Hi. This is Clark Voss. Welcome to this module, Testing for Logout Functionality. In this module we're going to test the Logout interface. For one, we're going to check to see if a logout interface even exists, and I know that sounds funny, but I've actually tested web applications that didn't have a way to log out, and I know that doesn't sound quite right, but that has been the case, and initially I thought it was a one off when I first had seen it, but then I realized that this actually happens. There are some web applications that the developer, for whatever reason, decided to not add a logout function. So the first part is is we're going to check the logout function, see how it works. Next, we're going to see if the server-side session actually terminates, and believe it or not, in some cases it doesn't. I know that seems hard to believe, but again, I know I sound like a broken record that this stuff actually does happen. We're going to test to see if when we log in, and we log out, can we log back in not just with the same token or session ID, but does it actually get terminated on the server? Can you reuse that and is that session still valid? We'll explore that, and then we're going to test session timeout, and what that entails is is actually validating that the session does time out. I have tested multiple web applications that say they're going to time out in a certain period of time, and then they'll last a a considerably longer time period longer than that, and so in some cases that's not so bad, but in other cases you want it to time out when you say it's going to time out, and also, I've tested web applications that say they have a timeout, and don't timeout at all. It's always good to validate, and that's what we're going to check.

Testing Session Timeout

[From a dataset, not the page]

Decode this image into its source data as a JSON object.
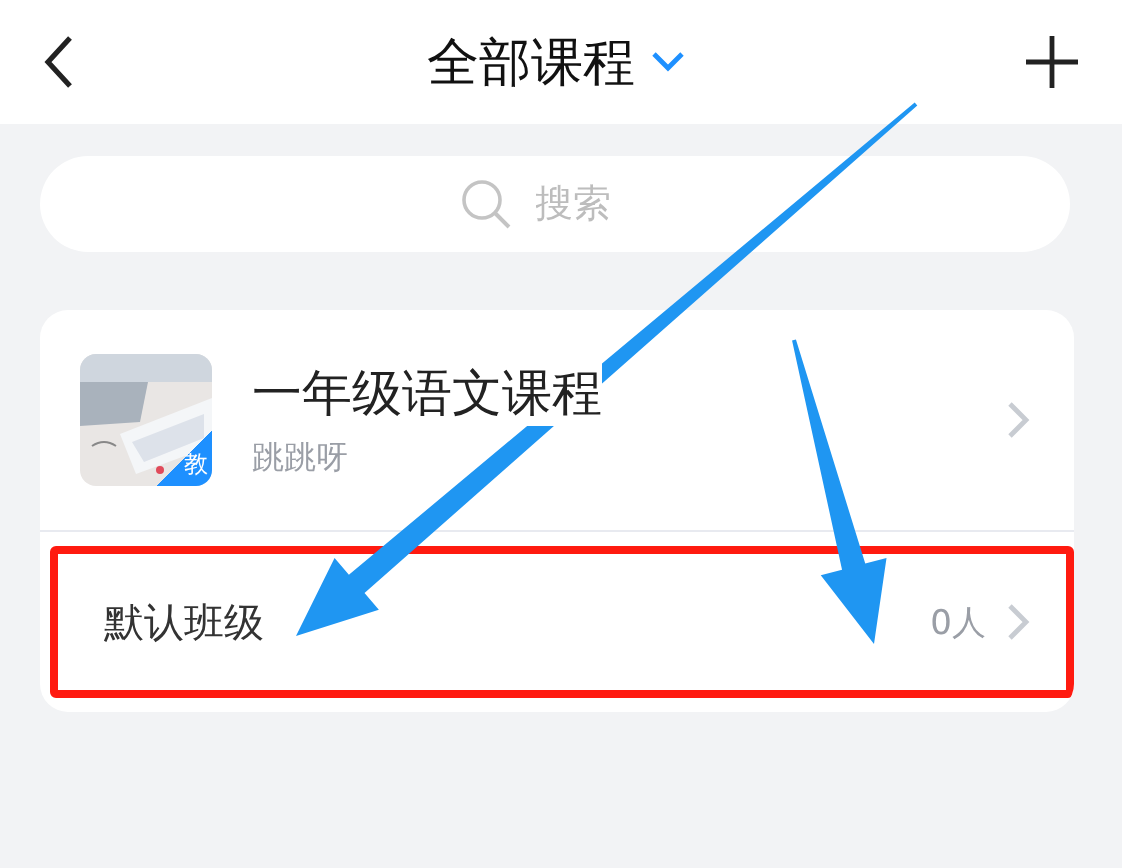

Hi. This is Clark Voss. Welcome to my module, Testing Session Timeout. In this module we're going to test the Logout function to ensure that it effectively destroys all session tokens, and if it doesn't destroy them, at least renders them unusable. Next, we're going to see if the server performs proper checks on session states. What we're looking for is ensuring that the server disallows an attacker to replay the previously destroyed session. We want to make sure that you can't take a session that's been used before and just use it again, and lastly, we're going to check to see if there is a timeout that's enforced, and if it is enforced, is it properly enforced. If the server uses and expiration time that is read from a session token, we're going to validate to see if that really is the case.

Testing Session Puzzling
Hi. This is Clark Voss, and welcome to my module, Testing for Session Puzzling. So you ask, what is session puzzling? Well, it's where the application level vulnerabilities can be exploited by overriding session attributes. Alright, sounds good. So I've included this one because it is something that I turned in quite some time ago. It was early on in my testing, but it's still something that I think is important to look for, and I still do look for it on every single pen test. I use the OWASP version four checklist, and this is still incorporated in it, so I still look for it. What kind of attacks can you do with puzzling? You can do authentication bypass, you can do puzzling impersonation, puzzling flow bypass, puzzling privilege escalation, puzzling content theft, and puzzling indirect traditional attacks. So we're going to explore places to look for puzzling attacks, the Login page, Registration, Contact forms, any Test pages, specifically that's what I look for, and modules that store values, and those could be, well, almost anything really. Thinking of other examples, a very simple example would be a password reset functionality, and we're going to look for identifying information, such as username or the email address, and we're going to test that functionality.